Q: What data are you going to be looking for to understand what's happening going forward?

A: Getting up to date data is very difficult. A lot of the data we worked with has been anywhere from six months to several years old. What I'm looking for is, first, relationships with groups and jurisdictions that are willing to share recent data quickly. Then we’ll try to process that as fast as possible based on algorithms and scripts that we've developed.

We’ll try to show it as quickly as possible on dashboards to the public. Those dashboards help inform state and local politicians on what is going on. Even if it's not in their area, but they see that evictions are happening, it influences them to do something about it. 

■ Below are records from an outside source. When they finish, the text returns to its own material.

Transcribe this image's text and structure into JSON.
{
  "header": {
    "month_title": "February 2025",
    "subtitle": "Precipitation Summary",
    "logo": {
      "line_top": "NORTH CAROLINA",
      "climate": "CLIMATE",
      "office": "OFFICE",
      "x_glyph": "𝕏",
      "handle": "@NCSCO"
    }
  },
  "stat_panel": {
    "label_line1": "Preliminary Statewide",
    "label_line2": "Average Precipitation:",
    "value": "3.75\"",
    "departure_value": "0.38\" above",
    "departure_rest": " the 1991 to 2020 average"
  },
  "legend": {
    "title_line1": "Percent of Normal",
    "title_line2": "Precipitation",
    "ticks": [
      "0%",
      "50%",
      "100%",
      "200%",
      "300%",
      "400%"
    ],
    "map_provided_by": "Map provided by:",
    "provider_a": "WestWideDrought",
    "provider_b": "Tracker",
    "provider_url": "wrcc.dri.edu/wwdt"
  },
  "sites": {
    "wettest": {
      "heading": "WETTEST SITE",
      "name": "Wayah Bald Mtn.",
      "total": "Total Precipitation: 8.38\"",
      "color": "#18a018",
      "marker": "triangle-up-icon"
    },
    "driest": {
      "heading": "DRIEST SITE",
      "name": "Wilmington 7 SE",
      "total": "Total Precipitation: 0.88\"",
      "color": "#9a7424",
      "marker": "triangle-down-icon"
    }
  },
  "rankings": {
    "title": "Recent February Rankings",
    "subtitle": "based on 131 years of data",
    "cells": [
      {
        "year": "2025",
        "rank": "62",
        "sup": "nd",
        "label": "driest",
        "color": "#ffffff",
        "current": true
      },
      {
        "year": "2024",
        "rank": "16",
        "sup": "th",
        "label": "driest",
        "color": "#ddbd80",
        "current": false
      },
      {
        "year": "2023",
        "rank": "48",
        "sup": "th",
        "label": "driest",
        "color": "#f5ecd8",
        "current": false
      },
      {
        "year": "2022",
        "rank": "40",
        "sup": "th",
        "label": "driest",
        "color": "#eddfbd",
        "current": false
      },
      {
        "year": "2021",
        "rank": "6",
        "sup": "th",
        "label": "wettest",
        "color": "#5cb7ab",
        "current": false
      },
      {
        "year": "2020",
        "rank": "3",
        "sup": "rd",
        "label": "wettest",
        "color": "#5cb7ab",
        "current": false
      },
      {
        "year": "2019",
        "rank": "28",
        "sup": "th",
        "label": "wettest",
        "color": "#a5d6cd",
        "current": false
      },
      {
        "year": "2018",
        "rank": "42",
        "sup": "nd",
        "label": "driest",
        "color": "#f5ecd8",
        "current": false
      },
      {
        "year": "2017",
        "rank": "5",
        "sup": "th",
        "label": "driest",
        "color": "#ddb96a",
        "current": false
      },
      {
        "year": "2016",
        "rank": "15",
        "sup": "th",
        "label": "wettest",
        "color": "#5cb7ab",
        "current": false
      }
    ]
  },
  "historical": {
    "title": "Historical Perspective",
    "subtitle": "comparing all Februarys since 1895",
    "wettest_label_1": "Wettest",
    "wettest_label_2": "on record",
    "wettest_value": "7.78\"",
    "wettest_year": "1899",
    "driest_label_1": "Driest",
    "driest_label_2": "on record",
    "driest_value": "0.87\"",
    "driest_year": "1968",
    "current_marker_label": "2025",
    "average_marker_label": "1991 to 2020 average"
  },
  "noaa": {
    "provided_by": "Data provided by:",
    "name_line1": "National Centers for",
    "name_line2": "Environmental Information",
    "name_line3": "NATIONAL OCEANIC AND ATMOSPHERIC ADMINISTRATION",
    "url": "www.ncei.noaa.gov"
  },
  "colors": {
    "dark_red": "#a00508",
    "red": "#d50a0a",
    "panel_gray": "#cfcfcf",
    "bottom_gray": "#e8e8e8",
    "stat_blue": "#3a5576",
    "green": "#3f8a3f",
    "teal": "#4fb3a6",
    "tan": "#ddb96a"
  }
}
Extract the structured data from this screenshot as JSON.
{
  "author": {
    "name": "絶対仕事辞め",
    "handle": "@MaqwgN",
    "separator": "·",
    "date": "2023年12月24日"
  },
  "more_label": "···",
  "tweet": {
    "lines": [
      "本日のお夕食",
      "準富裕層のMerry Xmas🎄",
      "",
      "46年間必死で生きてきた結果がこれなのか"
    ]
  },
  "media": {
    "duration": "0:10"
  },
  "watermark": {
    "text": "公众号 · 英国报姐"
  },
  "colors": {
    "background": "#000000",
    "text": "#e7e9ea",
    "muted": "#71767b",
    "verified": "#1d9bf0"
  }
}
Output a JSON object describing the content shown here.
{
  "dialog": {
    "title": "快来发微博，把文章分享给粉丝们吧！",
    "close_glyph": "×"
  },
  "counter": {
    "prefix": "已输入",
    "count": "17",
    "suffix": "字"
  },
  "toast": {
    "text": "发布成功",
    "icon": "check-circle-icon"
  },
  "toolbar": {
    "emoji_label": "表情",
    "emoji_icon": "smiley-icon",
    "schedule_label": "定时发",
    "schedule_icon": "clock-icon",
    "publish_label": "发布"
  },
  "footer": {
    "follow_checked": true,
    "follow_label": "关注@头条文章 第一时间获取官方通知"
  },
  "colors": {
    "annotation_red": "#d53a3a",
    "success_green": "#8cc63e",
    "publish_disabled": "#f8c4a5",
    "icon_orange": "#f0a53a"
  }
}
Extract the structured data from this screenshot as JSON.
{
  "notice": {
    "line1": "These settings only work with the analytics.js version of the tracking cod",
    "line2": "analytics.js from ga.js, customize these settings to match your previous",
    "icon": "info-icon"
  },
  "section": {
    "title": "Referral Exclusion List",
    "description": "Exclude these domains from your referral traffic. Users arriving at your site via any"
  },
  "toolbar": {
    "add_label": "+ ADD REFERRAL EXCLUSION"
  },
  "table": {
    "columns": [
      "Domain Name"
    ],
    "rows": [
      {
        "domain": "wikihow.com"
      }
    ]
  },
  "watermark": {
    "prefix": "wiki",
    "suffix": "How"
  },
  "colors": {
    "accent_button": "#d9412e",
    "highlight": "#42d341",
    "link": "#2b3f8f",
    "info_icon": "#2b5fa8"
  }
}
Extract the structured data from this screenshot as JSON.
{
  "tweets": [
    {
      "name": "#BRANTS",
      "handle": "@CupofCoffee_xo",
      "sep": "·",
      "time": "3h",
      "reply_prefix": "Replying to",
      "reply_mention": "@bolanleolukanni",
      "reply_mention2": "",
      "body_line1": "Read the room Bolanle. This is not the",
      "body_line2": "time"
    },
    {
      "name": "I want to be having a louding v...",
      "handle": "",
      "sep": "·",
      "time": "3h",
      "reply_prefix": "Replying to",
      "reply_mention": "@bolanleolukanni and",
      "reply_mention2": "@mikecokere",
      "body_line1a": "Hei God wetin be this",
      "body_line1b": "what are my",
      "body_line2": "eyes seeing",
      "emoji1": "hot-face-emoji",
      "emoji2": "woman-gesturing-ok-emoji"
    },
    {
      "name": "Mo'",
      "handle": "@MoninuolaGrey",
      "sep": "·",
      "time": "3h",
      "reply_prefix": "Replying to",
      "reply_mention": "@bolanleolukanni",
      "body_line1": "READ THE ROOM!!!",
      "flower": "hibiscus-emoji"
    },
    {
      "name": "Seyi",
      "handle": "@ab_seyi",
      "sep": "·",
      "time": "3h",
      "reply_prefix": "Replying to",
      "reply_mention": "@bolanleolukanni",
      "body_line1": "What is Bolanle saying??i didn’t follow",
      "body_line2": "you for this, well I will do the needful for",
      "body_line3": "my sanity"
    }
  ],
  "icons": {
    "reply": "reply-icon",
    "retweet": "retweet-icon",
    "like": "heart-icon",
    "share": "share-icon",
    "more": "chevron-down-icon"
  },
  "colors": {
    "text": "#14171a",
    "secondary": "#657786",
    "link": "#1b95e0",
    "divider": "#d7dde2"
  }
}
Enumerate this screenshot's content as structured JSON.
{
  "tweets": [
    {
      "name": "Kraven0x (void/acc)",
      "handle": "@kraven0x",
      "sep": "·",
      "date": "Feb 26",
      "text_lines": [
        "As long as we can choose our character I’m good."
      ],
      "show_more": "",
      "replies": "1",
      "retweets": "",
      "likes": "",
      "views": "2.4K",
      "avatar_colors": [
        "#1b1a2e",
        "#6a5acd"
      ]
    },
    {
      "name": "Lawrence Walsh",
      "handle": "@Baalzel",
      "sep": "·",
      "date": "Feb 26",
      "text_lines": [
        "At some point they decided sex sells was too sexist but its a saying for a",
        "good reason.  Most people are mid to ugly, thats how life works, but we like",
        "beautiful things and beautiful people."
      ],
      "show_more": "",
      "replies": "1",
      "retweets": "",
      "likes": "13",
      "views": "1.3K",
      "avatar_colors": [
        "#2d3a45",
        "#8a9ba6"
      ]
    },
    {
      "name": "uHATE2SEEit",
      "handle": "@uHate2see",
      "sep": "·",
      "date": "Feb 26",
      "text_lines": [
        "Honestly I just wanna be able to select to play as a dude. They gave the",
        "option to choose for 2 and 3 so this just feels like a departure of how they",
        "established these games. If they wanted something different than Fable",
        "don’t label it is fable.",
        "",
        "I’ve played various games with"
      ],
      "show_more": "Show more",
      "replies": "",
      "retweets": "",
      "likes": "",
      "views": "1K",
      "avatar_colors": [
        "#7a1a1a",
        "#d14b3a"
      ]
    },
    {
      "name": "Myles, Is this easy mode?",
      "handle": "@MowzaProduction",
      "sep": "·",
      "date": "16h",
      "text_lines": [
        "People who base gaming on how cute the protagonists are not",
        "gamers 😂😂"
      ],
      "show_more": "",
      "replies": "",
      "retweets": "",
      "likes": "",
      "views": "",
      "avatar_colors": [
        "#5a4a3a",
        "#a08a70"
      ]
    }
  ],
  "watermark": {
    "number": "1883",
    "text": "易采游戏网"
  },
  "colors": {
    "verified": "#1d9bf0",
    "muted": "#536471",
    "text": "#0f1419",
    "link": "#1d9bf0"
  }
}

I've spent several years working with legislators and advocates, and I really feel like our role as data scientists is like one of the three legs of a three-legged stool. It's providing information, that evidence-based research, to back up what advocates have been seeing on the ground and encouraging policymakers to push laws forward.

Q: Anything else you’d like to add?

A: Eviction is just one of the multiple components of displacement. We've been working on using data science, machine learning and other tools to estimate, in areas where there's no data on eviction, the risk of eviction. We've been able to isolate variables that predict eviction, and we have applied that to a tool that we call the Housing Precarity Risk Model.

Basically, we mapped 53 metro areas and highlighted the neighborhoods where there’s the highest risk of displacement and eviction. We combined these risks with estimates of 2020 unemployment to create a cumulative score for every census tract or neighborhood in these 53 metro areas.

We found that 41% of all households live in moderate- to high-risk neighborhoods of eviction or displacement; 52% of all renters live in moderate- to high-risk neighborhoods; and 73% of all Black renters in these 53 metros live in moderate- to high-risk neighborhoods.

We always found every single time that percent Black is one of the top predictors of eviction no matter what. This variable persists because it represents the historical legacies of segregation that Black households have faced, including redlining and segregation, preventing a majority of them from owning homes, participating in the growth of the middle class, and facing the contemporary struggle of gentrification and displacement in their communities. We threw hundreds of variables at this model and it always chose variables related to historical legacies of inequality.

Q: What does that indicate?

A: The issue of eviction is nothing new when you're thinking about the research on segregation or on poverty. It’s a reflection of the United States’ discrimination in Fair Housing Act policies back in the 1930s and 1960s, the effects of gentrification and everything down to policing and health disparities. Eviction is tied to these legacies that produced massive inequality. 

So, studying eviction is incredibly important. It’s about trying to understand racial and gender inequality. One of the projects I hope to do is to show that eviction is a civil rights issue and lay that argument out in the plainest form possible. I'm trying to find legal scholars that would be willing to work with me on that. 

What's interesting is that data science was necessary to get to this point, to show this massive inequality. The numbers don't lie, and people love numbers. It's important to try and develop these tools to unmask these inequalities that have been going on for centuries.